[[ Entries shown open ]]

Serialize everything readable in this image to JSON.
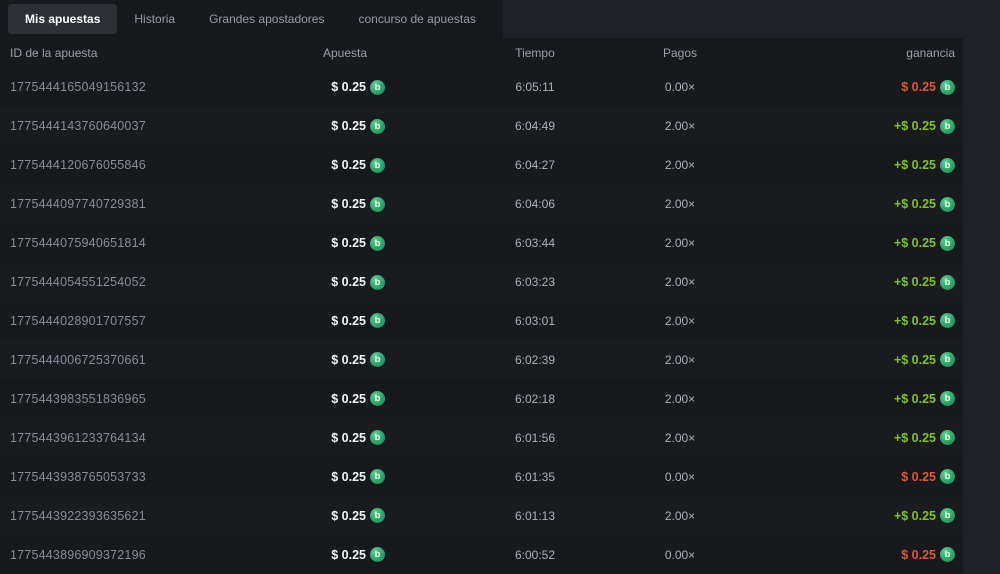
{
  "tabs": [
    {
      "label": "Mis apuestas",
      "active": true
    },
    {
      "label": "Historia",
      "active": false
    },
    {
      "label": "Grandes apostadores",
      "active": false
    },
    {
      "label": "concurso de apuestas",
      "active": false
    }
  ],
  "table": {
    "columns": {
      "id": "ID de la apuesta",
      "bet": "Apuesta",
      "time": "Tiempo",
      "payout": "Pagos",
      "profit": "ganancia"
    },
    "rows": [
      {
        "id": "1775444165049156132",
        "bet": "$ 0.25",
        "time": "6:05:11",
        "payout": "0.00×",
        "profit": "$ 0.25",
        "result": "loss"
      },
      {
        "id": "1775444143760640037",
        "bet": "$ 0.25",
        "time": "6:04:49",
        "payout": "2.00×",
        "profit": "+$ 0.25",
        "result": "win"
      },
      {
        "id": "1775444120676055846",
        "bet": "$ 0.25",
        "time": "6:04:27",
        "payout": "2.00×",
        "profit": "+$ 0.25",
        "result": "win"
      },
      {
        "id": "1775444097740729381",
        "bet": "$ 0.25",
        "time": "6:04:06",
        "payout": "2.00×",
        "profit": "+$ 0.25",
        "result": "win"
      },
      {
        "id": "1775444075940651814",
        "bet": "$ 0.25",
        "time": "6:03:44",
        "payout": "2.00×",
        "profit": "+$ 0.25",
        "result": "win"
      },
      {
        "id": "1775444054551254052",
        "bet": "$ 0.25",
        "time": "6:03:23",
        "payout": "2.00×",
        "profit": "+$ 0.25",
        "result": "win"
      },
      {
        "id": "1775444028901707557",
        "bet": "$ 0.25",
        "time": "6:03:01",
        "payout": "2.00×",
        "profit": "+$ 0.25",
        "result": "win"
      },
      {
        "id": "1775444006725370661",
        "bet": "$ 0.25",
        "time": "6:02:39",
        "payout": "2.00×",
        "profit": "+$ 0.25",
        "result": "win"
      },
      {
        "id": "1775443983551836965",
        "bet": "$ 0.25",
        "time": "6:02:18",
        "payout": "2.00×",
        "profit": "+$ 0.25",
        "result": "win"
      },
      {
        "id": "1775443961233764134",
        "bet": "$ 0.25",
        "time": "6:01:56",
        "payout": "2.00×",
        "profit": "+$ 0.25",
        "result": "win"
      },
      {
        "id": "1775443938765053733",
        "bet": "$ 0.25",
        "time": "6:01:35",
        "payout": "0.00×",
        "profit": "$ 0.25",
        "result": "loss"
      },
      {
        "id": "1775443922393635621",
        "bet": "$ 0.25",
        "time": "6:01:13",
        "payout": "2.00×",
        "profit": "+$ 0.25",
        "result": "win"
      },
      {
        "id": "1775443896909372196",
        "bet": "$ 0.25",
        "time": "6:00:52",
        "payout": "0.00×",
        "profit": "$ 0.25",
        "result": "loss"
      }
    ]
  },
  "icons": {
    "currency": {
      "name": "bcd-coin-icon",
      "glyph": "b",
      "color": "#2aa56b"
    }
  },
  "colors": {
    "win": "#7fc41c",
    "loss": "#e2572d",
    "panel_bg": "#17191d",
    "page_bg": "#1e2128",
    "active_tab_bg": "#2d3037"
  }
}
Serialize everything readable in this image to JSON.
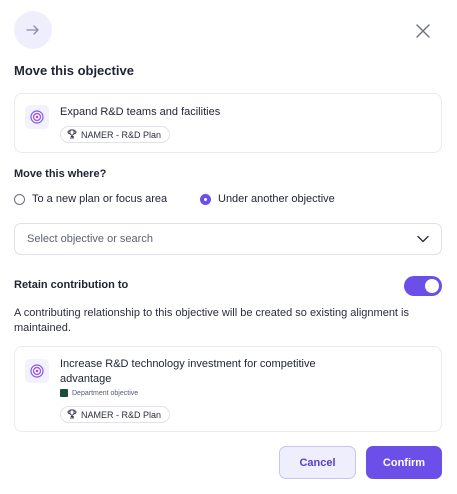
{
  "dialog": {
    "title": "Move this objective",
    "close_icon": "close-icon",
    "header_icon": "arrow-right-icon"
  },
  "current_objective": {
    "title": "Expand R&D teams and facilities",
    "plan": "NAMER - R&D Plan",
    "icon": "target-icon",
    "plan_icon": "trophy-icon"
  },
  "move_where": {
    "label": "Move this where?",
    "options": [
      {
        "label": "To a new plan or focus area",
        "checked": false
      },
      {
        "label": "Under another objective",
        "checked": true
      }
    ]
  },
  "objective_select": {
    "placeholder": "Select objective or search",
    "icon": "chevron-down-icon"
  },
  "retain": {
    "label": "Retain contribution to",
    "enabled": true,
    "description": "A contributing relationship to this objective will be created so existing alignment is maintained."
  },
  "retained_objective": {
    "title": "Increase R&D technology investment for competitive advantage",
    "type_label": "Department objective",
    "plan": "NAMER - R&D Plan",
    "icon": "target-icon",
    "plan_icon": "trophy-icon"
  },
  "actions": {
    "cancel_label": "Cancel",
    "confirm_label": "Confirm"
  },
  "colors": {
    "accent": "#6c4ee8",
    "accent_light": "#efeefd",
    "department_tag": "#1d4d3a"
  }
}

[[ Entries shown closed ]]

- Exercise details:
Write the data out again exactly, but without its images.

- Solution for this task:
Serialize everything readable in this image to JSON.
{
  "tabs": [
    {
      "label": "Mis apuestas",
      "active": true
    },
    {
      "label": "Historia",
      "active": false
    },
    {
      "label": "Grandes apostadores",
      "active": false
    },
    {
      "label": "concurso de apuestas",
      "active": false
    }
  ],
  "table": {
    "columns": {
      "id": "ID de la apuesta",
      "bet": "Apuesta",
      "time": "Tiempo",
      "payout": "Pagos",
      "profit": "ganancia"
    },
    "rows": [
      {
        "id": "1775444165049156132",
        "bet": "$ 0.25",
        "time": "6:05:11",
        "payout": "0.00×",
        "profit": "$ 0.25",
        "result": "loss"
      },
      {
        "id": "1775444143760640037",
        "bet": "$ 0.25",
        "time": "6:04:49",
        "payout": "2.00×",
        "profit": "+$ 0.25",
        "result": "win"
      },
      {
        "id": "1775444120676055846",
        "bet": "$ 0.25",
        "time": "6:04:27",
        "payout": "2.00×",
        "profit": "+$ 0.25",
        "result": "win"
      },
      {
        "id": "1775444097740729381",
        "bet": "$ 0.25",
        "time": "6:04:06",
        "payout": "2.00×",
        "profit": "+$ 0.25",
        "result": "win"
      },
      {
        "id": "1775444075940651814",
        "bet": "$ 0.25",
        "time": "6:03:44",
        "payout": "2.00×",
        "profit": "+$ 0.25",
        "result": "win"
      },
      {
        "id": "1775444054551254052",
        "bet": "$ 0.25",
        "time": "6:03:23",
        "payout": "2.00×",
        "profit": "+$ 0.25",
        "result": "win"
      },
      {
        "id": "1775444028901707557",
        "bet": "$ 0.25",
        "time": "6:03:01",
        "payout": "2.00×",
        "profit": "+$ 0.25",
        "result": "win"
      },
      {
        "id": "1775444006725370661",
        "bet": "$ 0.25",
        "time": "6:02:39",
        "payout": "2.00×",
        "profit": "+$ 0.25",
        "result": "win"
      },
      {
        "id": "1775443983551836965",
        "bet": "$ 0.25",
        "time": "6:02:18",
        "payout": "2.00×",
        "profit": "+$ 0.25",
        "result": "win"
      },
      {
        "id": "1775443961233764134",
        "bet": "$ 0.25",
        "time": "6:01:56",
        "payout": "2.00×",
        "profit": "+$ 0.25",
        "result": "win"
      },
      {
        "id": "1775443938765053733",
        "bet": "$ 0.25",
        "time": "6:01:35",
        "payout": "0.00×",
        "profit": "$ 0.25",
        "result": "loss"
      },
      {
        "id": "1775443922393635621",
        "bet": "$ 0.25",
        "time": "6:01:13",
        "payout": "2.00×",
        "profit": "+$ 0.25",
        "result": "win"
      },
      {
        "id": "1775443896909372196",
        "bet": "$ 0.25",
        "time": "6:00:52",
        "payout": "0.00×",
        "profit": "$ 0.25",
        "result": "loss"
      }
    ]
  },
  "icons": {
    "currency": {
      "name": "bcd-coin-icon",
      "glyph": "b",
      "color": "#2aa56b"
    }
  },
  "colors": {
    "win": "#7fc41c",
    "loss": "#e2572d",
    "panel_bg": "#17191d",
    "page_bg": "#1e2128",
    "active_tab_bg": "#2d3037"
  }
}
Serialize everything readable in this image to JSON.
{
  "dialog": {
    "title": "Move this objective",
    "close_icon": "close-icon",
    "header_icon": "arrow-right-icon"
  },
  "current_objective": {
    "title": "Expand R&D teams and facilities",
    "plan": "NAMER - R&D Plan",
    "icon": "target-icon",
    "plan_icon": "trophy-icon"
  },
  "move_where": {
    "label": "Move this where?",
    "options": [
      {
        "label": "To a new plan or focus area",
        "checked": false
      },
      {
        "label": "Under another objective",
        "checked": true
      }
    ]
  },
  "objective_select": {
    "placeholder": "Select objective or search",
    "icon": "chevron-down-icon"
  },
  "retain": {
    "label": "Retain contribution to",
    "enabled": true,
    "description": "A contributing relationship to this objective will be created so existing alignment is maintained."
  },
  "retained_objective": {
    "title": "Increase R&D technology investment for competitive advantage",
    "type_label": "Department objective",
    "plan": "NAMER - R&D Plan",
    "icon": "target-icon",
    "plan_icon": "trophy-icon"
  },
  "actions": {
    "cancel_label": "Cancel",
    "confirm_label": "Confirm"
  },
  "colors": {
    "accent": "#6c4ee8",
    "accent_light": "#efeefd",
    "department_tag": "#1d4d3a"
  }
}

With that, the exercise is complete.